Senator Steve Daines, Republican of Montana and chairman of the Senate Republican campaign arm, reiterated Mr. Trump’s talking points on Monday, saying bluntly that he would vote «no» on the bill.

“I cannot support a bill that does not secure the border, provides taxpayer-funded lawyers for illegal immigrants, and gives billions to radical groups for an open border,” he said on social networks.

By Monday morning, at least 15 Republican senators and three Senate Democrats had made clear they would oppose the bill, raising questions about whether Mr. Schumer and Mr. McConnell would be able to secure the 60 votes needed. upon its adoption.

“Make no mistake, a challenge has been posed and America must meet it,” Mr. McConnell said Monday afternoon of sending critical funds to Ukraine.

In an unusual turn that underscored the Republican divide, a Republican Senate leadership aide who insisted on anonymity circulated Monday evening a point-by-point rebuttal of the House Republican leadership’s statement criticizing the bill.

But later, in a private meeting with Republicans, Mr. McConnell recommended they vote no on Wednesday in an effort to force Democrats to allow them to propose changes to the bill, according to people familiar with his comments. who described them on the condition of anonymity.

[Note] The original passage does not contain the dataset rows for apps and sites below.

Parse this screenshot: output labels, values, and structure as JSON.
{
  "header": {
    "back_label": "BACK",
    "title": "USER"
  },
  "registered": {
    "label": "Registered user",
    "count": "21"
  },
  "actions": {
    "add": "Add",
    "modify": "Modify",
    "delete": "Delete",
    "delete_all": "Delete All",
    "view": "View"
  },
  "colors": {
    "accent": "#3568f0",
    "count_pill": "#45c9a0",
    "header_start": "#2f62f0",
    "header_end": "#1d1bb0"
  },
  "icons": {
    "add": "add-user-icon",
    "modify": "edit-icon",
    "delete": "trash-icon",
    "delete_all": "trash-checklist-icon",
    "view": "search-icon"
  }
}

And he did nothing to try to persuade his colleagues not to oppose the measure, bowing to an increasingly obvious reality.

Publicly, Senator John Thune of South Dakota, the second Republican who joined Mr. McConnell in pushing for a bipartisan deal, was evasive, suggesting that members of his party might be reluctant to support a measure criticized as too weak if it was judged to be too weak. it could not become law.

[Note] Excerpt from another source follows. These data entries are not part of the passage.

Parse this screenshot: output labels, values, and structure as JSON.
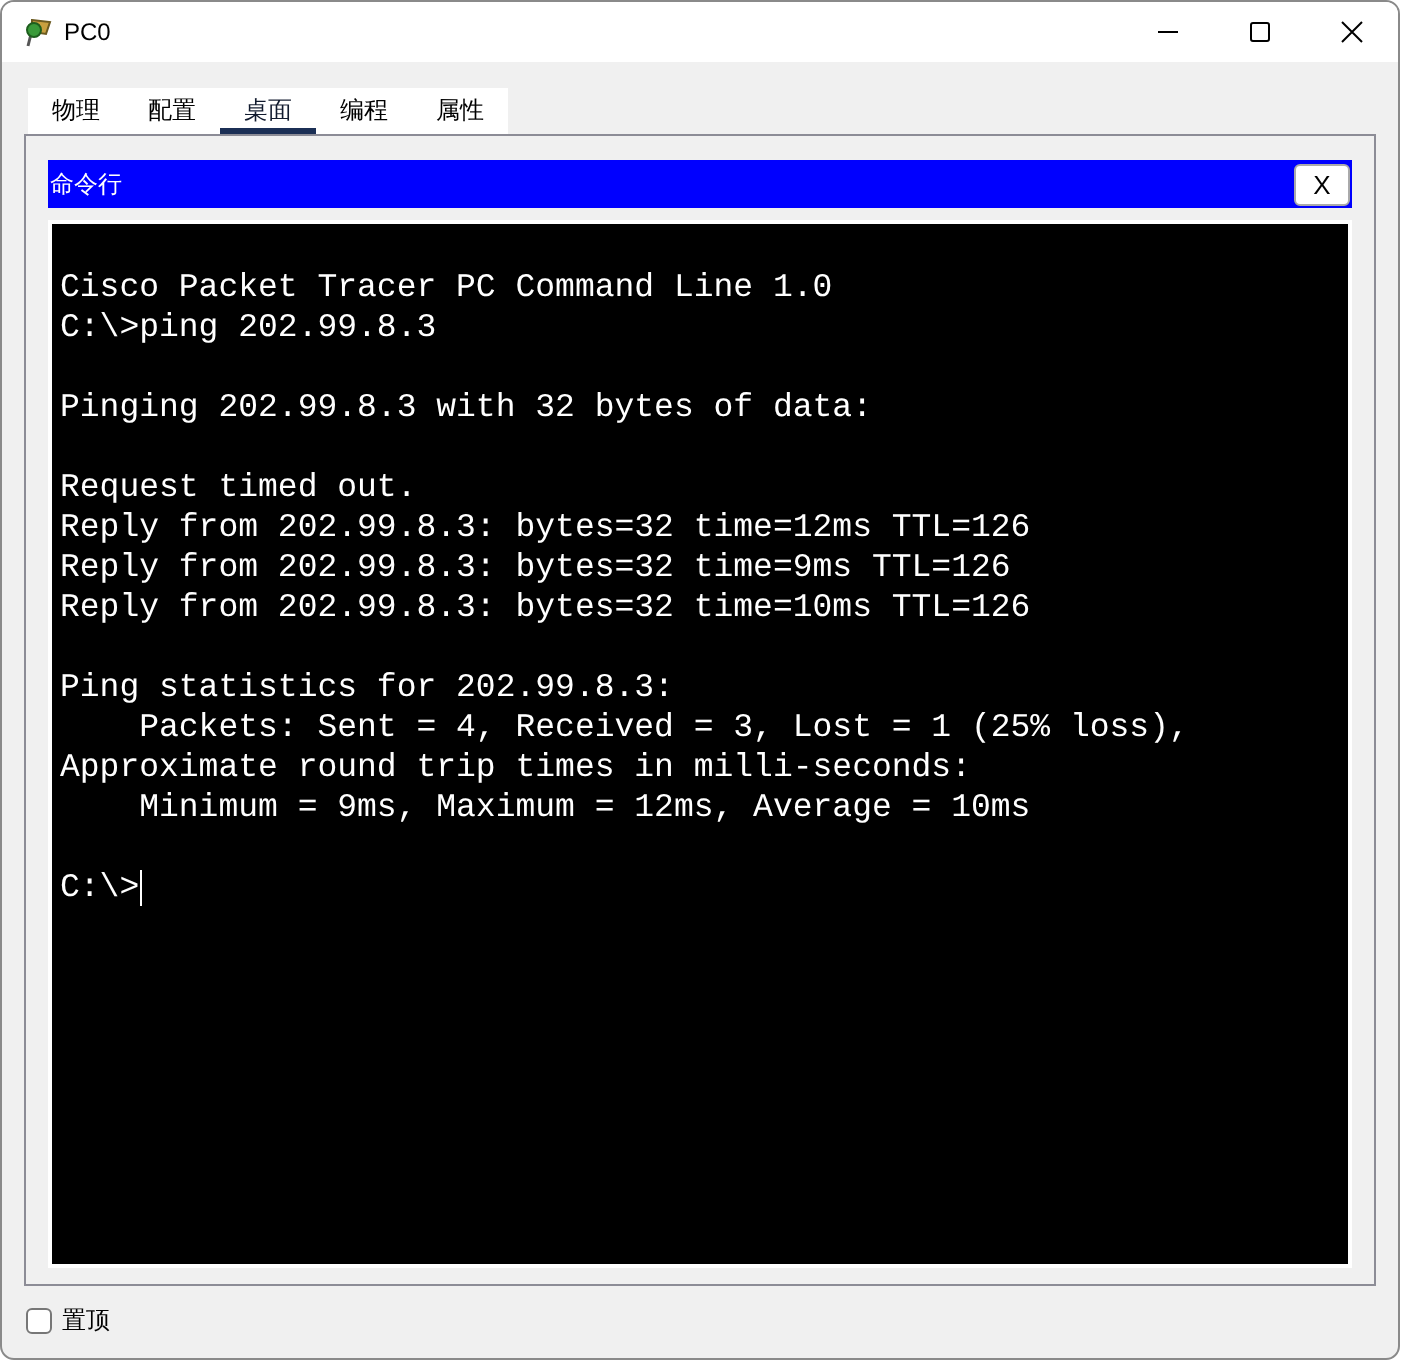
{
  "window": {
    "title": "PC0"
  },
  "tabs": [
    {
      "label": "物理",
      "selected": false
    },
    {
      "label": "配置",
      "selected": false
    },
    {
      "label": "桌面",
      "selected": true
    },
    {
      "label": "编程",
      "selected": false
    },
    {
      "label": "属性",
      "selected": false
    }
  ],
  "panel": {
    "title": "命令行",
    "close_label": "X"
  },
  "terminal": {
    "paragraphs": [
      [
        "Cisco Packet Tracer PC Command Line 1.0",
        "C:\\>ping 202.99.8.3"
      ],
      [
        "Pinging 202.99.8.3 with 32 bytes of data:"
      ],
      [
        "Request timed out.",
        "Reply from 202.99.8.3: bytes=32 time=12ms TTL=126",
        "Reply from 202.99.8.3: bytes=32 time=9ms TTL=126",
        "Reply from 202.99.8.3: bytes=32 time=10ms TTL=126"
      ],
      [
        "Ping statistics for 202.99.8.3:",
        "    Packets: Sent = 4, Received = 3, Lost = 1 (25% loss),",
        "Approximate round trip times in milli-seconds:",
        "    Minimum = 9ms, Maximum = 12ms, Average = 10ms"
      ],
      [
        "C:\\>"
      ]
    ]
  },
  "always_on_top": {
    "label": "置顶",
    "checked": false
  }
}
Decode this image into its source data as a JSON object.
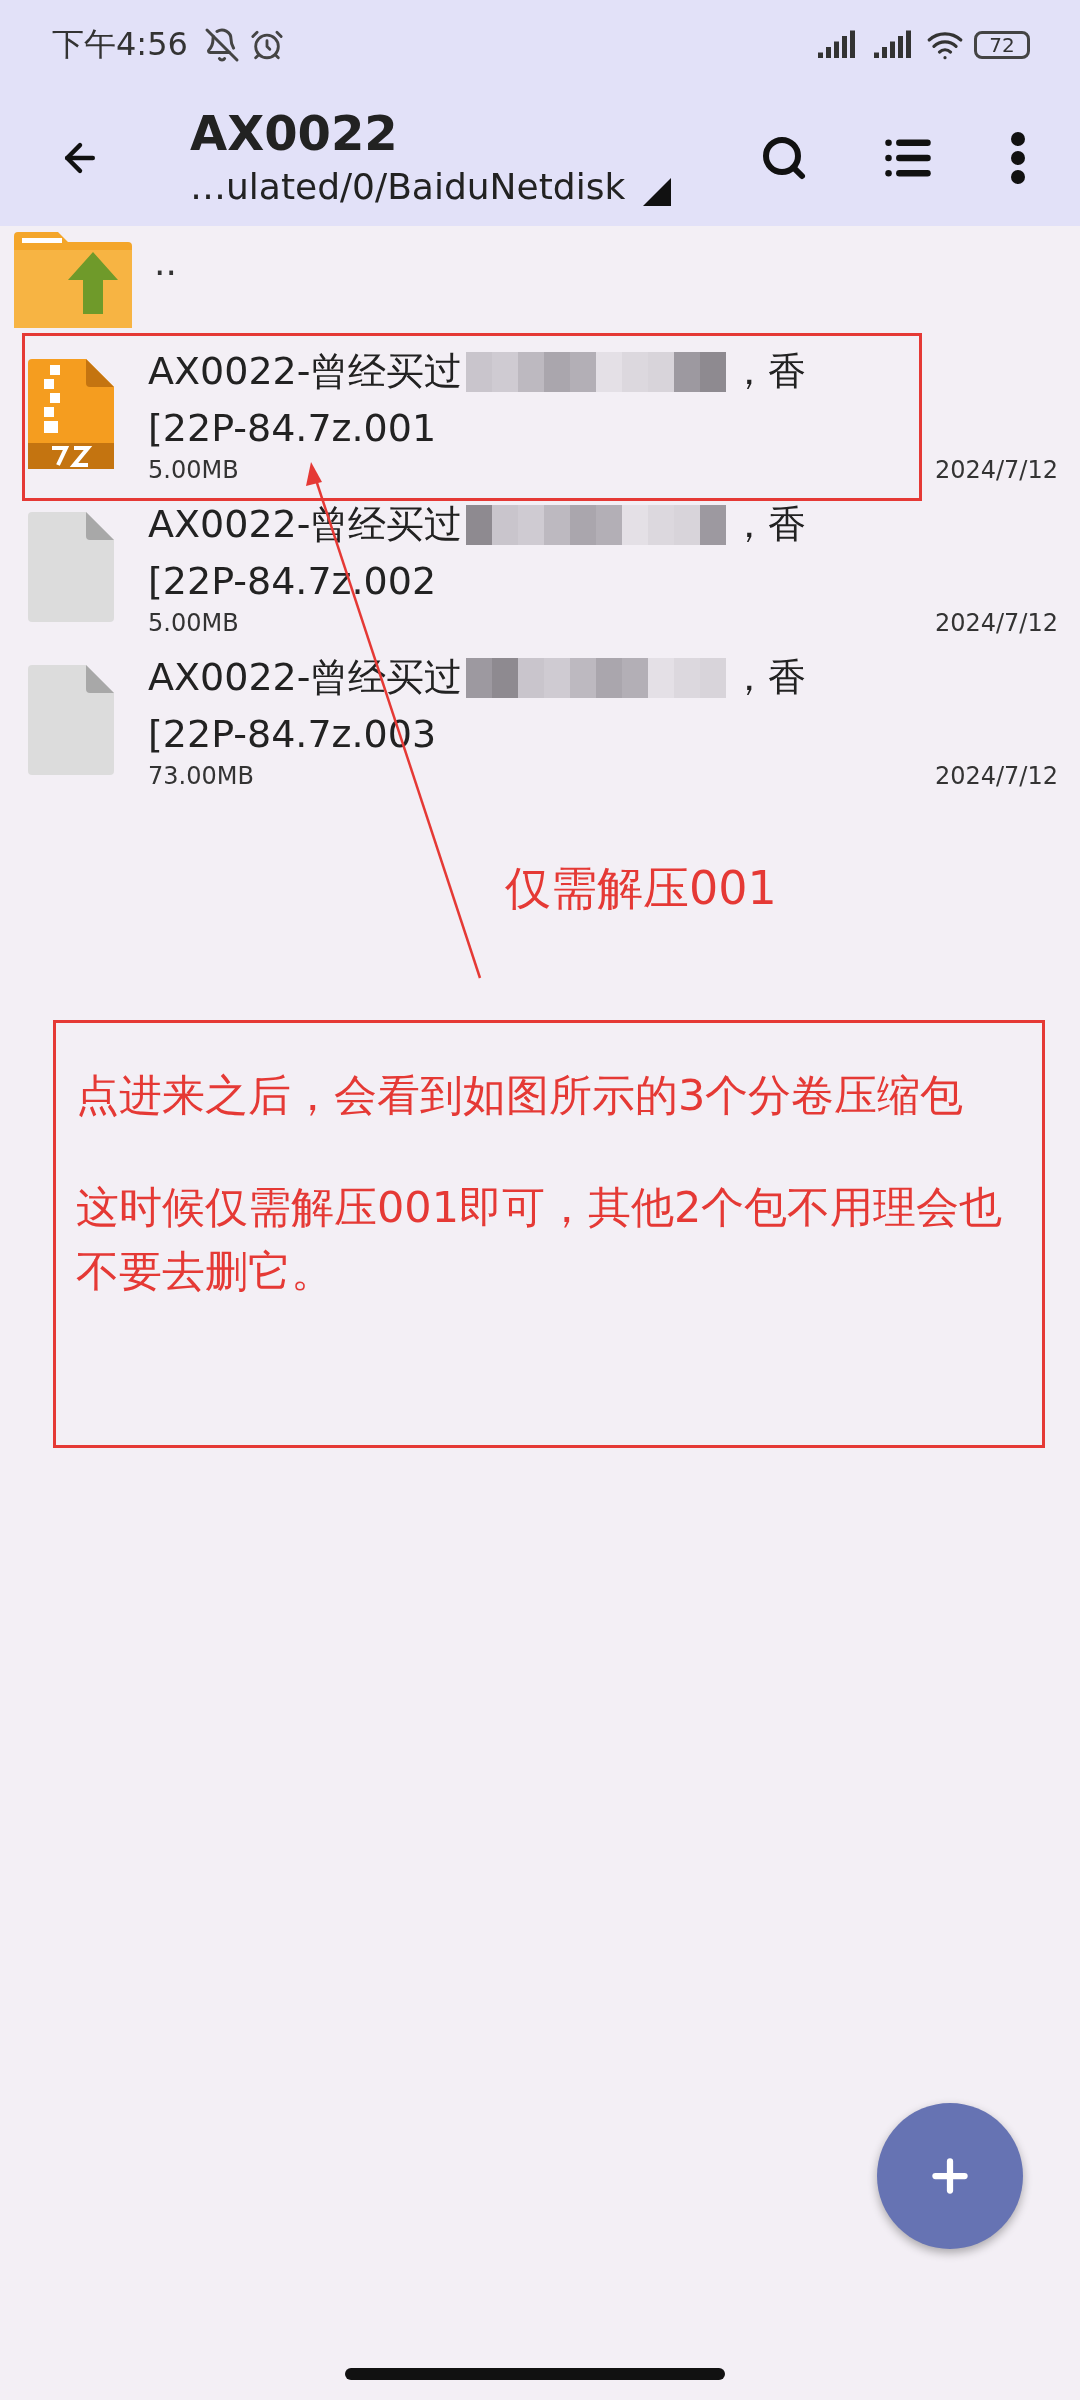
{
  "status_bar": {
    "time": "下午4:56",
    "battery": "72"
  },
  "toolbar": {
    "title": "AX0022",
    "path": "…ulated/0/BaiduNetdisk"
  },
  "parent_entry": {
    "label": ".."
  },
  "files": [
    {
      "kind": "archive",
      "name_start": "AX0022-曾经买过",
      "name_end": "，香",
      "name_line2": "[22P-84.7z.001",
      "size": "5.00MB",
      "date": "2024/7/12",
      "highlighted": true
    },
    {
      "kind": "file",
      "name_start": "AX0022-曾经买过",
      "name_end": "，香",
      "name_line2": "[22P-84.7z.002",
      "size": "5.00MB",
      "date": "2024/7/12",
      "highlighted": false
    },
    {
      "kind": "file",
      "name_start": "AX0022-曾经买过",
      "name_end": "，香",
      "name_line2": "[22P-84.7z.003",
      "size": "73.00MB",
      "date": "2024/7/12",
      "highlighted": false
    }
  ],
  "annotation": {
    "arrow_label": "仅需解压001",
    "note_lines": [
      "点进来之后，会看到如图所示的3个分卷压缩包",
      "这时候仅需解压001即可，其他2个包不用理会也不要去删它。"
    ]
  }
}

“People want a result,” he told reporters. “They want an outcome if we are going to follow this process.”

Sen. James Lankford of Oklahoma, who served as the lead Republican negotiator on the border deal, could not mask his frustration with his own party as he sought to explain the final product released after more than three months of daily negotiations. The same Republicans who complained about needing more time to read the bill, Mr. Lankford said, were quick to denounce it on social media.

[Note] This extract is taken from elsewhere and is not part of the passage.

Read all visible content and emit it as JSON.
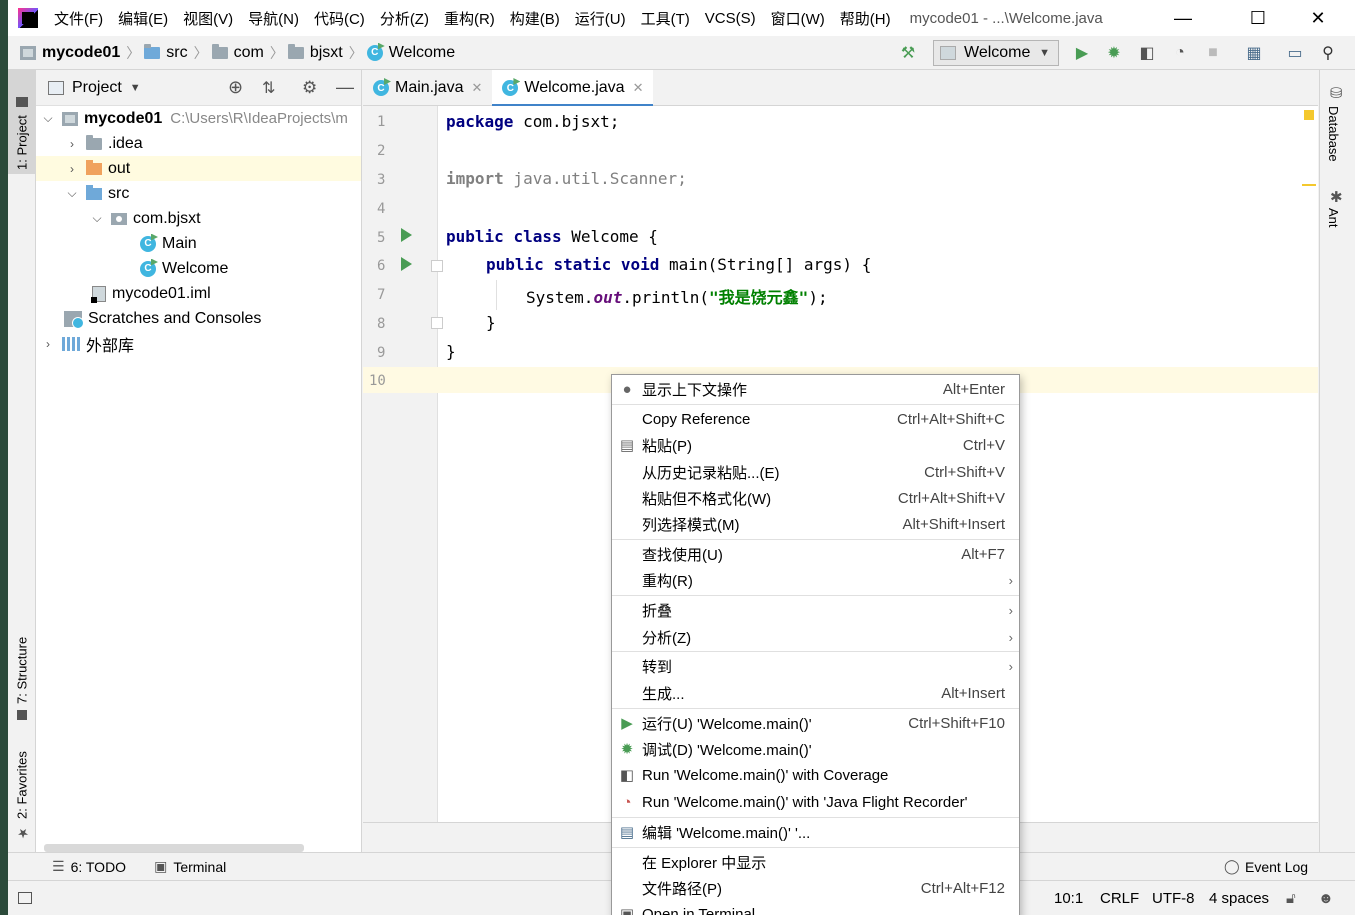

“Are we, as Republicans, going to hold press conferences and complain about the poor state of the border, then intentionally leave it open after the worst month in American history in December? he said on “Fox & Friends.”

The answer was clearly yes. And Monday night, even he refused to say whether he would vote to allow his package to move forward.

Some progressive senators also said the deal missed the mark.

California Sen. Alex Padilla, who is Hispanic, condemned the bill because it fails to provide relief to Dreamers and makes it harder for migrants to obtain asylum. He lamented that no member of the Congressional Hispanic Caucus was included in the negotiations.

“While bipartisanship requires political compromise, it does not require compromising our nation’s core values,” said Krish O’Mara Vignarajah, president and CEO of Global Refuge, calling the bill an abandonment of » our legal and moral obligations towards those seeking refuge.” .”

Sen. Richard J. Durbin of Illinois, the second-ranking Democrat, said in a statement that he was holding his nose in supporting the bill, largely because the future and fate of Europe were linked. to this mixture.

“Bipartisan agreement can help, but only comprehensive reform will truly solve this problem,” he said in a carefully worded statement. In the Senate, he lamented that the measure would provide no relief to Dreamers.

“Without action from Congress, they spent each day in fear of deportation,” he said. “They grew up alongside our children; many have continued to serve our nation.

The Congressional Hispanic Caucus said Monday night that funding Ukraine is not a good enough reason to support a bill that includes policies that are inconsistent with its values.

“We cannot just throw up our hands and accept bad immigration policies that destroy asylum, and could set back real, comprehensive bipartisan immigration reform by 10 to 15 years, for temporary relief,” said Rep. Nanette Barragán of California, chair of the caucus. A declaration.

Karoun Demirjian reports contributed.